Pretty much all religions and cultures assume that death is only a temporary state and is followed by a continued or re-established existence of one form or another. In the Philippines a large percentage of funerary practices serve to prevent the spirits of the dead from following you home. Despite this, it is the custom to place the deceased in their coffin without shoes so when they do start wandering around your house they don’t make too much noise.
The ancient Egyptians were famously obsessed with Life 2.0. They believed everyone would re-animate in their pre-used body. It would appear that this belief came from the tendency of corpses, buried in shallow, sandy graves, to dry out and naturally mummify. Later, when rich people started building cool, stone tombs, they found that more elaborate means were necessary to preserve the cadaver. Many interments were accompanied by a little statue, about 60-80 cm (2 and a bit feet) tall. This was a failsafe. If the original body was damaged then the “Ka”, or soul could not re-enter and would have to find a replacement vessel. Presumably the Fields of Yalu (the Egyptian hereafter) were filled with these back up bodies since the artificial mummification practices involved removing the internal organs and putting them in jars. It’s hard to see how having your brain liquified and pulled out through your nose wouldn’t qualify as damage. Ironically the poor, unable to afford tombs, were still getting their whole, un-eviscerated bodies naturally preserved for them in the desert sands, so it would mainly be the rich who were rebooting in the afterlife as short, wooden people.
Unlike the Greeks, whose Elysian Fields are an eternal sunny picnic with your loved ones, an unprepared Ancient Egyptian would find themselves working for their after living. Much like earthly life, Life EternalTM required food, shelter and constant toil on public works. As with most negative aspects of extinction there was a work around. Amongst the various tools, crockery, foodstuffs, jewellery and clothing that one obviously needed to take on the not-so-final journey, many people, rich and poor, were buried with a bag or box of tiny figurines called “Shabti Dolls”. These models, ranging from coarse plaster about 5cm tall to finely carved stone around 45cm in height, could be sent to answer the call whenever there was work to be done, allowing an immortality of leisure to whoever brought them.
When life is generally considered to not only carry on after death but be improved by it, I have to wonder why we put so much effort into staying alive. Thinking about it though, the Egyptian afterlife must be very stressful: walking down the street with posh, child-sized mannequins trying to boss you around whilst having to avoid stepping on all the fragile, miniature labourers trotting about their business (or indeed, someone else’s business). What if there is only one afterlife and we all end up in the same place?

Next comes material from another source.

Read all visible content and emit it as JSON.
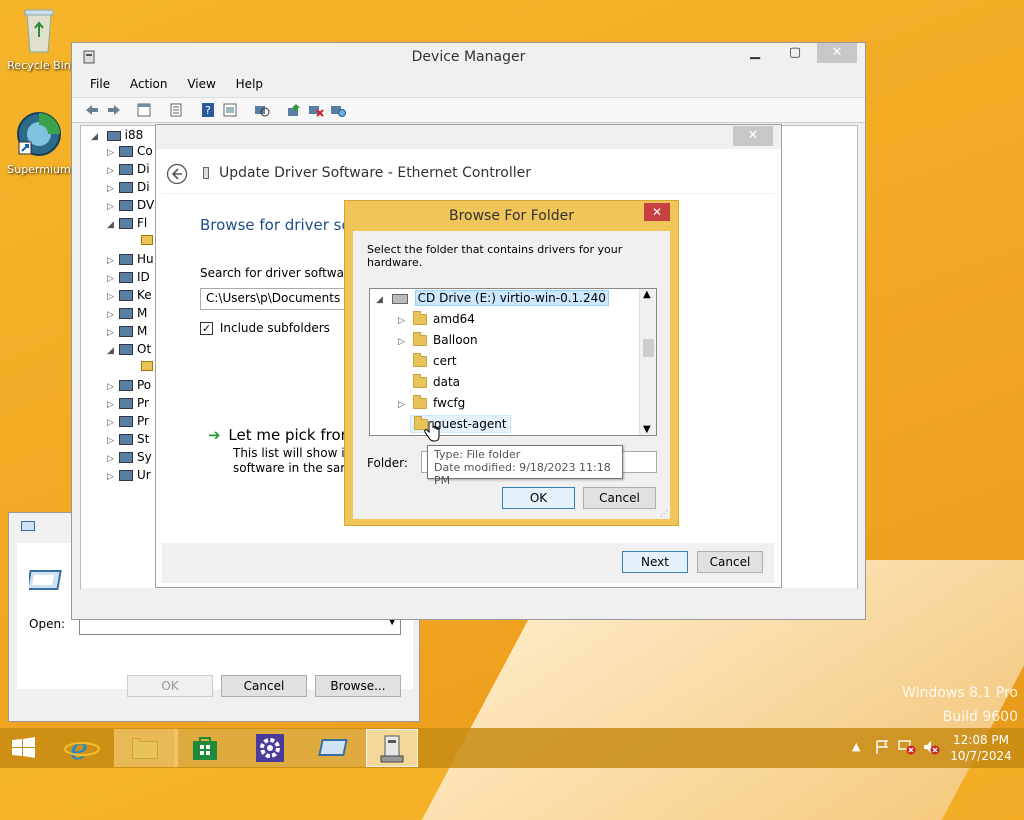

Imagine arriving in the Great Beyond with bare feet while two dimensional virtual pets keep winking in and out of existence amongst a moving carpet of fragile Egyptian micro workers tooled up with scythes and chisels!